Mary Katherine Deis

Nike Bottalico
Susan Bowerman
Kristy Le
Jan Peters
Mitzie Crider
Gina Hockett
Linda Anderson
Alexandra Sefton
Melida Boman
Teresa Shurter
Melissa Latimer
Renee Hong
Nadine Edris
Lori Meyer
Jennifer Merrill Williams
Denise Lussier Poirier
Renee Allen
Autumn Adams
Elizabeth Owens
Kat BarronMiller
Sandra Ballard
Coral Law

Tuesday, February 17, 2015

What's Up ? Blog Hop 2!

So, what have you been doing the last month?  I can tell you what I have been doing. . .a lot of thinking about a lot of things.

We’ve been having many, many talks about many, many things in the B’Sue Build –A Line classroom.  How to price our items. . .what designers inspired us. . .how to look at designs for lines.

Some designers that inspire me are Miriam Haskell, Edgar Berebi, and the 1928 Jewelry Company—assorted Designers, I am certain.  Art Nouveau pieces—inspired in France and Eastern Europe.  Lalique. The light that shines through the plique a jour. . .how to simulate that using stampings.

A secret you must know about me, before we begin, is that I am a collector and purveyor of Vintage and Antique Costume Jewelry. I don’t covet the rhinestone bling as some do, but I am known to have some brilliant stones in clip earrings that I have worn to work and have been handed my mom’s D and E (Juliana) that she was given by her mother at Christmas which I will wear.  I more than appreciate a good deal only next to a phenomenal markup and sale at my end. I love the figurals.
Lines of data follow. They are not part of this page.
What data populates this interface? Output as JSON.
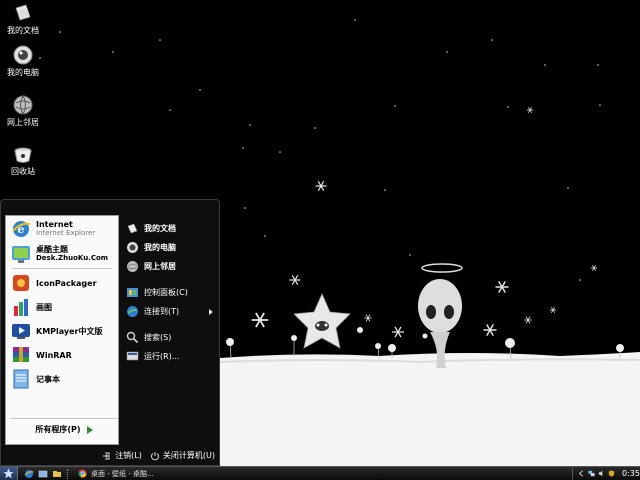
{
  "desktop": {
    "icons": [
      {
        "label": "我的文档"
      },
      {
        "label": "我的电脑"
      },
      {
        "label": "网上邻居"
      },
      {
        "label": "回收站"
      }
    ]
  },
  "start_menu": {
    "pinned": [
      {
        "label": "Internet",
        "sub": "Internet Explorer",
        "icon": "ie-icon"
      },
      {
        "label": "桌酷主题",
        "sub": "Desk.ZhuoKu.Com",
        "icon": "zhuoku-theme-icon"
      }
    ],
    "recent": [
      {
        "label": "IconPackager",
        "icon": "iconpackager-icon"
      },
      {
        "label": "画图",
        "icon": "paint-icon"
      },
      {
        "label": "KMPlayer中文版",
        "icon": "kmplayer-icon"
      },
      {
        "label": "WinRAR",
        "icon": "winrar-icon"
      },
      {
        "label": "记事本",
        "icon": "notepad-icon"
      }
    ],
    "all_programs": "所有程序(P)",
    "places": [
      {
        "label": "我的文档",
        "icon": "documents-icon"
      },
      {
        "label": "我的电脑",
        "icon": "computer-icon"
      },
      {
        "label": "网上邻居",
        "icon": "network-icon"
      },
      {
        "label": "控制面板(C)",
        "icon": "control-panel-icon"
      },
      {
        "label": "连接到(T)",
        "icon": "connect-icon"
      },
      {
        "label": "搜索(S)",
        "icon": "search-icon"
      },
      {
        "label": "运行(R)...",
        "icon": "run-icon"
      }
    ],
    "logoff": "注销(L)",
    "shutdown": "关闭计算机(U)"
  },
  "taskbar": {
    "task_title": "桌面 - 壁纸 - 桌酷...",
    "clock": "0:35"
  },
  "colors": {
    "desktop_bg": "#000000",
    "snow": "#ffffff",
    "menu_bg": "#0e0e0e",
    "menu_left_bg": "#fafafa"
  }
}
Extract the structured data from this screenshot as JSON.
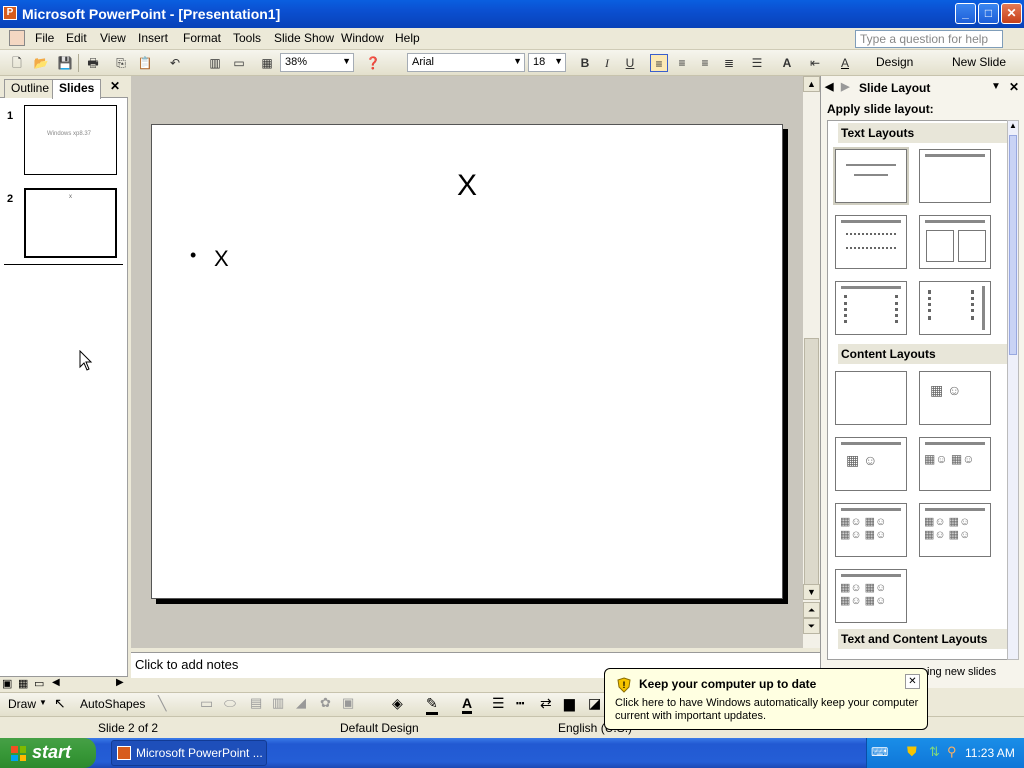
{
  "window": {
    "title": "Microsoft PowerPoint - [Presentation1]",
    "min": "_",
    "max": "□",
    "close": "✕"
  },
  "menu": [
    "File",
    "Edit",
    "View",
    "Insert",
    "Format",
    "Tools",
    "Slide Show",
    "Window",
    "Help"
  ],
  "help_placeholder": "Type a question for help",
  "toolbar": {
    "zoom": "38%",
    "font": "Arial",
    "size": "18",
    "bold": "B",
    "italic": "I",
    "underline": "U",
    "design": "Design",
    "new_slide": "New Slide"
  },
  "leftpane": {
    "tabs": [
      "Outline",
      "Slides"
    ],
    "close": "✕",
    "slides": [
      {
        "num": "1",
        "text": "Windows xp8.37"
      },
      {
        "num": "2",
        "text": "x"
      }
    ]
  },
  "slide": {
    "title": "X",
    "bullet": "•",
    "body": "X"
  },
  "notes": "Click to add notes",
  "taskpane": {
    "title": "Slide Layout",
    "apply": "Apply slide layout:",
    "sections": [
      "Text Layouts",
      "Content Layouts",
      "Text and Content Layouts"
    ],
    "footer_partial": "ing new slides"
  },
  "drawbar": {
    "draw": "Draw",
    "autoshapes": "AutoShapes"
  },
  "status": {
    "slide": "Slide 2 of 2",
    "design": "Default Design",
    "lang": "English (U.S.)"
  },
  "balloon": {
    "title": "Keep your computer up to date",
    "body": "Click here to have Windows automatically keep your computer current with important updates.",
    "close": "✕"
  },
  "taskbar": {
    "start": "start",
    "item": "Microsoft PowerPoint ...",
    "time": "11:23 AM"
  },
  "colors": {
    "titlebar": "#0a5fe0",
    "start": "#389838",
    "taskbar": "#245ed6",
    "balloon": "#ffffe1"
  }
}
I love the cagework on Haskell.  For those of you who are unfamiliar with cagework, it is wire work on a base that has holes all over it, or more recently, on filigree pieces.  If you type in cagework on B’Sue’s sight, it leads you to metal items often associated with cagework such as leaf grouping. 

There are 15 pages on the site that show filigree findings useable in cage work. 

How easy would it be to attach components such as flowers, leaves, birds to this in assemblage using wire? It’s actually the hunt for components like these that led me to B’Sue’s site and these wonderful groups that she supports in such a positive manner.

The Berebi pieces that I was first introduced to were the earrings.  It was the 1980’s.  Everything was big.  Big hair.  Big color.  BIG earrings.  Shoulder pads. Amazing.  And in and amongst it all was a designer for such an eclectic line that it stretched from earrings to broaches to accessories to mezuzahs.  As well as a little known Santa line which shows great whimsy. The 1928 pieces I love are the ones that are either figurals with acrylic or the silver plated cherubs.  One of the reasons I veer towards B’Sue’s silver plate is because of the high quality on it.  It reminds me of that set , which I have collected.

That being said, as we roll into the next blog hop, on Friday the 20th, which I am so excited about. . .I wanted to go ahead and invite you to join us.  Please make the time.  And leave us a bit of a note, would you?  Always good to hear what people think!